Video report by ITV News Meridian's Richard Jones
The south coast has a new tourist attraction - a trip out to sea to view some of the many cruise liners which have been anchored off shore for months.
They have been dubbed the 'ghost ships' of an industry that has effectively been mothballed since the Covid-19 pandemic started.
Official government advice still states that no one should step aboard a cruise ship.
The ban is having a serious impact on cruise companies, the people they employ, and the wider economy.
Ben Murray from UK Maritime said that if cruise ships cannot operate then they "can't maintain their viability if they are not at sea".
He added: "There are few parts of the economy that have had to completely stop and that is bad for cruise lines and the staff who work for them."
2020 was due to be one of the busiest years for cruising with new ships arriving, millions of passengers due to sail, and new facilities being built. Much of that is now on hold.
Carnival UK, which owns P&O and Cunard, has already cut 450 jobs at its Southampton HQ after cancelling around 150 cruises for up to 400,000 passengers.
Cruise ships are like towns at sea, so the same regulations for land-based restaurants, shops, pools, and spas will be in place on board.
There is likely to be other safety measures as well, which could include:
Gathering passenger information beforehand
Testing passengers before they board
Testing passengers at various stages of the cruise
Despite the pause in operations, cruise companies still expect high demand when the industry returns, with some customers already booking for 2021.

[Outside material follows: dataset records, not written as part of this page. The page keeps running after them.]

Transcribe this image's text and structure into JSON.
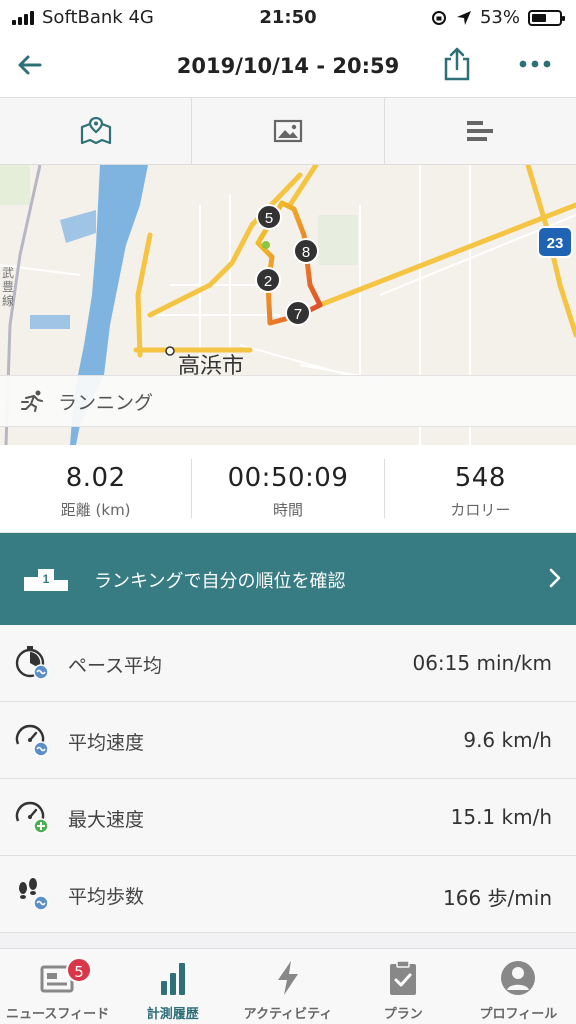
{
  "status": {
    "carrier": "SoftBank 4G",
    "time": "21:50",
    "battery": "53%",
    "battery_level": 0.53
  },
  "nav": {
    "title": "2019/10/14 - 20:59"
  },
  "map": {
    "city_label": "高浜市",
    "route_badge": "23",
    "side_label": "武豊線",
    "markers": [
      "5",
      "8",
      "2",
      "7"
    ]
  },
  "activity": {
    "label": "ランニング"
  },
  "stats": [
    {
      "value": "8.02",
      "label": "距離 (km)"
    },
    {
      "value": "00:50:09",
      "label": "時間"
    },
    {
      "value": "548",
      "label": "カロリー"
    }
  ],
  "ranking": {
    "podium_number": "1",
    "text": "ランキングで自分の順位を確認"
  },
  "metrics": [
    {
      "label": "ペース平均",
      "value": "06:15 min/km",
      "icon": "stopwatch-pace-icon"
    },
    {
      "label": "平均速度",
      "value": "9.6 km/h",
      "icon": "speedometer-average-icon"
    },
    {
      "label": "最大速度",
      "value": "15.1 km/h",
      "icon": "speedometer-max-icon"
    },
    {
      "label": "平均歩数",
      "value": "166 歩/min",
      "icon": "footsteps-icon"
    }
  ],
  "tabbar": {
    "items": [
      {
        "label": "ニュースフィード",
        "badge": "5"
      },
      {
        "label": "計測履歴"
      },
      {
        "label": "アクティビティ"
      },
      {
        "label": "プラン"
      },
      {
        "label": "プロフィール"
      }
    ]
  },
  "colors": {
    "accent": "#367c82",
    "badge": "#d9364a",
    "route_start": "#f5d327",
    "route_end": "#e0452a"
  }
}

The industry hopes to reach an agreement with the government on safety protocols by the end of summer 2020.